Why Are Certain ETFs Less Tax-Efficient?
In-kind transactions benefit most, but not all, ETFs.
Over the past decade, exchange-traded funds have proved to be more tax-efficient than mutual funds. However, this does not mean that ETFs are magical tax-avoidance vehicles that the IRS has blessed with supernatural traits. For example, ETFs do not prevent taxes on dividend and interest income. However, when dealing with capital gains, the claim of ETF superiority has thus far rung true.
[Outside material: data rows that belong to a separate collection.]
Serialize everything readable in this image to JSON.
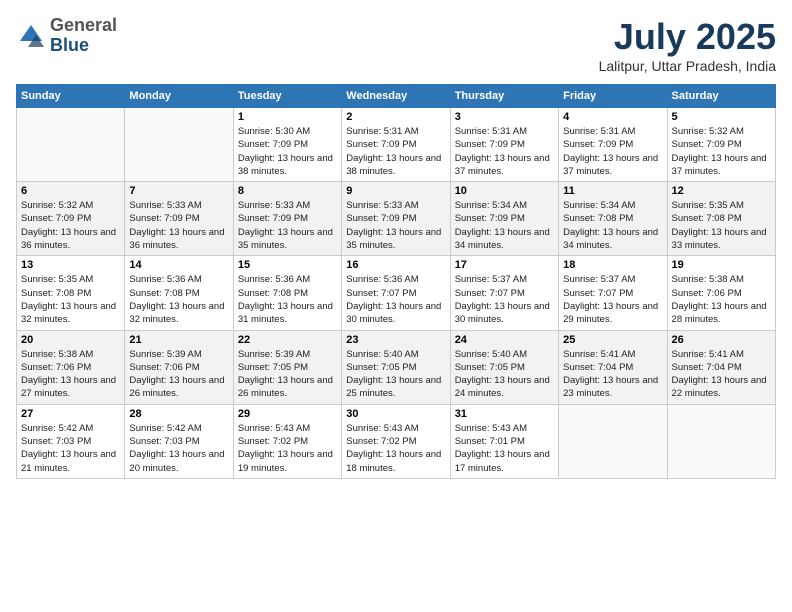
{
  "header": {
    "logo_general": "General",
    "logo_blue": "Blue",
    "month_title": "July 2025",
    "location": "Lalitpur, Uttar Pradesh, India"
  },
  "weekdays": [
    "Sunday",
    "Monday",
    "Tuesday",
    "Wednesday",
    "Thursday",
    "Friday",
    "Saturday"
  ],
  "weeks": [
    [
      {
        "day": "",
        "info": ""
      },
      {
        "day": "",
        "info": ""
      },
      {
        "day": "1",
        "info": "Sunrise: 5:30 AM\nSunset: 7:09 PM\nDaylight: 13 hours and 38 minutes."
      },
      {
        "day": "2",
        "info": "Sunrise: 5:31 AM\nSunset: 7:09 PM\nDaylight: 13 hours and 38 minutes."
      },
      {
        "day": "3",
        "info": "Sunrise: 5:31 AM\nSunset: 7:09 PM\nDaylight: 13 hours and 37 minutes."
      },
      {
        "day": "4",
        "info": "Sunrise: 5:31 AM\nSunset: 7:09 PM\nDaylight: 13 hours and 37 minutes."
      },
      {
        "day": "5",
        "info": "Sunrise: 5:32 AM\nSunset: 7:09 PM\nDaylight: 13 hours and 37 minutes."
      }
    ],
    [
      {
        "day": "6",
        "info": "Sunrise: 5:32 AM\nSunset: 7:09 PM\nDaylight: 13 hours and 36 minutes."
      },
      {
        "day": "7",
        "info": "Sunrise: 5:33 AM\nSunset: 7:09 PM\nDaylight: 13 hours and 36 minutes."
      },
      {
        "day": "8",
        "info": "Sunrise: 5:33 AM\nSunset: 7:09 PM\nDaylight: 13 hours and 35 minutes."
      },
      {
        "day": "9",
        "info": "Sunrise: 5:33 AM\nSunset: 7:09 PM\nDaylight: 13 hours and 35 minutes."
      },
      {
        "day": "10",
        "info": "Sunrise: 5:34 AM\nSunset: 7:09 PM\nDaylight: 13 hours and 34 minutes."
      },
      {
        "day": "11",
        "info": "Sunrise: 5:34 AM\nSunset: 7:08 PM\nDaylight: 13 hours and 34 minutes."
      },
      {
        "day": "12",
        "info": "Sunrise: 5:35 AM\nSunset: 7:08 PM\nDaylight: 13 hours and 33 minutes."
      }
    ],
    [
      {
        "day": "13",
        "info": "Sunrise: 5:35 AM\nSunset: 7:08 PM\nDaylight: 13 hours and 32 minutes."
      },
      {
        "day": "14",
        "info": "Sunrise: 5:36 AM\nSunset: 7:08 PM\nDaylight: 13 hours and 32 minutes."
      },
      {
        "day": "15",
        "info": "Sunrise: 5:36 AM\nSunset: 7:08 PM\nDaylight: 13 hours and 31 minutes."
      },
      {
        "day": "16",
        "info": "Sunrise: 5:36 AM\nSunset: 7:07 PM\nDaylight: 13 hours and 30 minutes."
      },
      {
        "day": "17",
        "info": "Sunrise: 5:37 AM\nSunset: 7:07 PM\nDaylight: 13 hours and 30 minutes."
      },
      {
        "day": "18",
        "info": "Sunrise: 5:37 AM\nSunset: 7:07 PM\nDaylight: 13 hours and 29 minutes."
      },
      {
        "day": "19",
        "info": "Sunrise: 5:38 AM\nSunset: 7:06 PM\nDaylight: 13 hours and 28 minutes."
      }
    ],
    [
      {
        "day": "20",
        "info": "Sunrise: 5:38 AM\nSunset: 7:06 PM\nDaylight: 13 hours and 27 minutes."
      },
      {
        "day": "21",
        "info": "Sunrise: 5:39 AM\nSunset: 7:06 PM\nDaylight: 13 hours and 26 minutes."
      },
      {
        "day": "22",
        "info": "Sunrise: 5:39 AM\nSunset: 7:05 PM\nDaylight: 13 hours and 26 minutes."
      },
      {
        "day": "23",
        "info": "Sunrise: 5:40 AM\nSunset: 7:05 PM\nDaylight: 13 hours and 25 minutes."
      },
      {
        "day": "24",
        "info": "Sunrise: 5:40 AM\nSunset: 7:05 PM\nDaylight: 13 hours and 24 minutes."
      },
      {
        "day": "25",
        "info": "Sunrise: 5:41 AM\nSunset: 7:04 PM\nDaylight: 13 hours and 23 minutes."
      },
      {
        "day": "26",
        "info": "Sunrise: 5:41 AM\nSunset: 7:04 PM\nDaylight: 13 hours and 22 minutes."
      }
    ],
    [
      {
        "day": "27",
        "info": "Sunrise: 5:42 AM\nSunset: 7:03 PM\nDaylight: 13 hours and 21 minutes."
      },
      {
        "day": "28",
        "info": "Sunrise: 5:42 AM\nSunset: 7:03 PM\nDaylight: 13 hours and 20 minutes."
      },
      {
        "day": "29",
        "info": "Sunrise: 5:43 AM\nSunset: 7:02 PM\nDaylight: 13 hours and 19 minutes."
      },
      {
        "day": "30",
        "info": "Sunrise: 5:43 AM\nSunset: 7:02 PM\nDaylight: 13 hours and 18 minutes."
      },
      {
        "day": "31",
        "info": "Sunrise: 5:43 AM\nSunset: 7:01 PM\nDaylight: 13 hours and 17 minutes."
      },
      {
        "day": "",
        "info": ""
      },
      {
        "day": "",
        "info": ""
      }
    ]
  ]
}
Equity-based ETFs distribute capital gains less frequently than open-end mutual funds of both the actively managed and passive varieties. In the rare cases when ETFs do make capital gain distributions, they tend to be smaller than their open-end fund counterparts in the same asset class. Most of the tax efficiency of these equity ETFs comes from the fact that they are passive funds that track market-cap-weighted indexes, which result in much lower portfolio turnover relative to actively managed mutual funds.
Patricia Oey does not own (actual or beneficial) shares in any of the securities mentioned above. Find out about Morningstar’s editorial policies.